● TASK DIRECTIONS:
Look over the lines below. Report each one that includes the string "icon".

--------

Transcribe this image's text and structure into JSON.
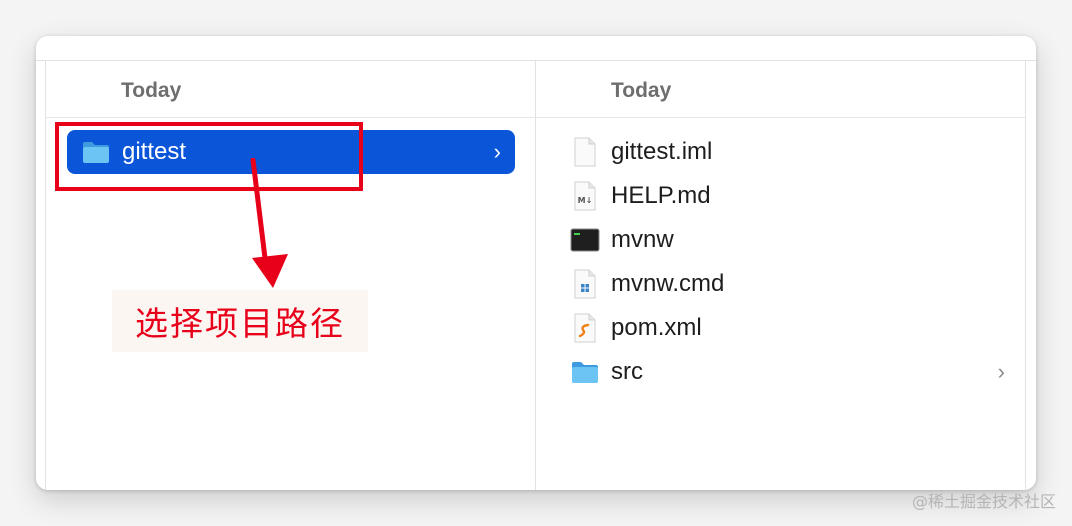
{
  "columns": {
    "left": {
      "header": "Today",
      "items": [
        {
          "name": "gittest",
          "icon": "folder-icon",
          "has_children": true,
          "selected": true,
          "chevron": "›"
        }
      ]
    },
    "right": {
      "header": "Today",
      "items": [
        {
          "name": "gittest.iml",
          "icon": "generic-file-icon"
        },
        {
          "name": "HELP.md",
          "icon": "markdown-file-icon"
        },
        {
          "name": "mvnw",
          "icon": "terminal-executable-icon"
        },
        {
          "name": "mvnw.cmd",
          "icon": "windows-cmd-file-icon"
        },
        {
          "name": "pom.xml",
          "icon": "xml-file-icon"
        },
        {
          "name": "src",
          "icon": "folder-icon",
          "has_children": true,
          "chevron": "›"
        }
      ]
    }
  },
  "annotation": {
    "text": "选择项目路径"
  },
  "watermark": "@稀土掘金技术社区",
  "colors": {
    "selection": "#0a55d8",
    "annotation": "#e8001a",
    "folder": "#5cb8f0",
    "header_text": "#6e6e6e"
  }
}
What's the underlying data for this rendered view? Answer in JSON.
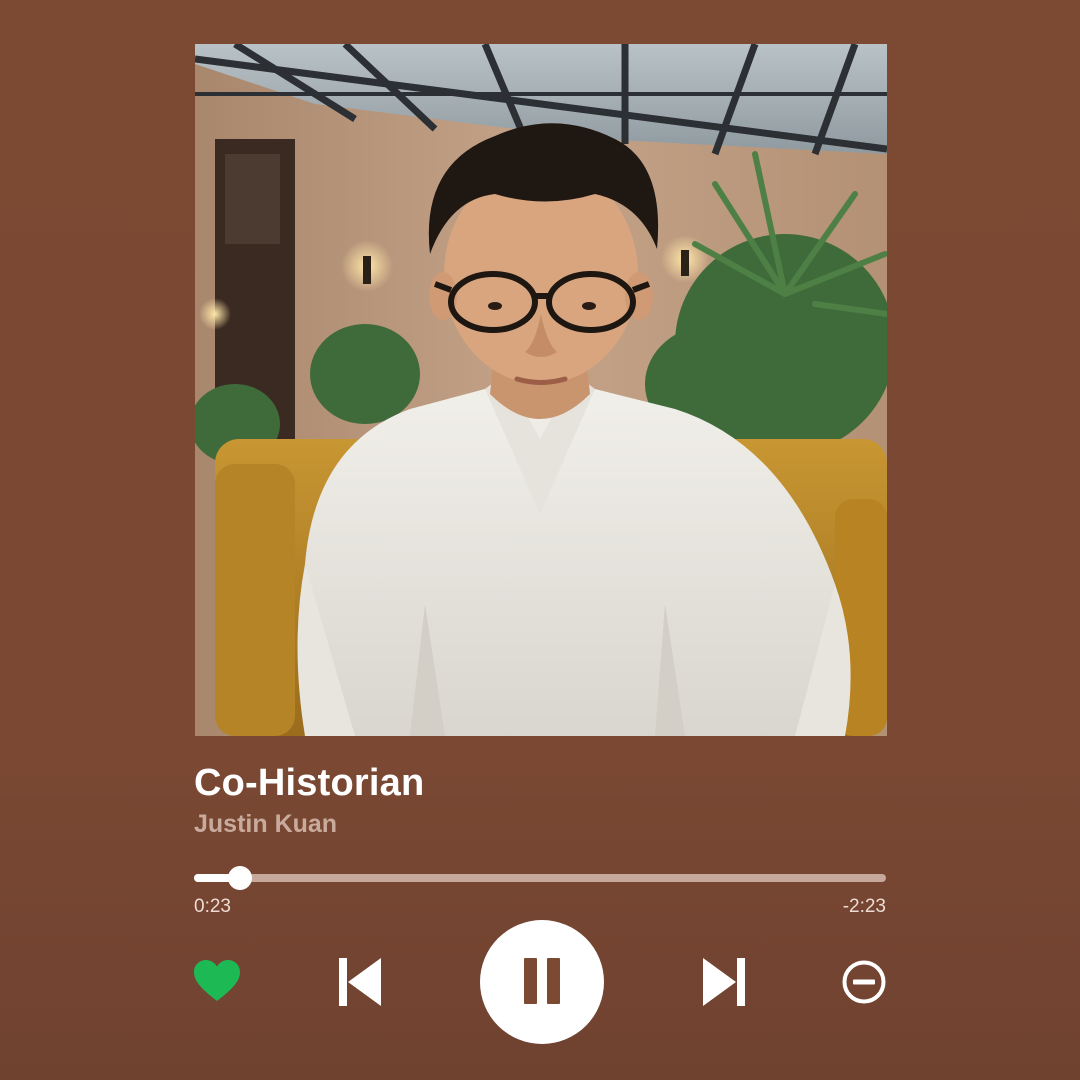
{
  "track": {
    "title": "Co-Historian",
    "artist": "Justin Kuan"
  },
  "playback": {
    "elapsed": "0:23",
    "remaining": "-2:23",
    "progress_fraction": 0.067,
    "state": "playing"
  },
  "controls": {
    "like_icon": "heart-icon",
    "previous_icon": "skip-previous-icon",
    "pause_icon": "pause-icon",
    "next_icon": "skip-next-icon",
    "remove_icon": "remove-circle-icon"
  },
  "colors": {
    "background": "#7c4a33",
    "like_active": "#1db954",
    "track_remaining": "#c7a99b",
    "foreground": "#ffffff",
    "artist_text": "#c9ab9e"
  }
}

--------

● RESPONSE TO THE TASK:
          "icon": "folder-icon",
          "icon": "generic-file-icon"
          "icon": "markdown-file-icon"
          "icon": "terminal-executable-icon"
          "icon": "windows-cmd-file-icon"
          "icon": "xml-file-icon"
          "icon": "folder-icon",
    "like_icon": "heart-icon",
    "previous_icon": "skip-previous-icon",
    "pause_icon": "pause-icon",
    "next_icon": "skip-next-icon",
    "remove_icon": "remove-circle-icon"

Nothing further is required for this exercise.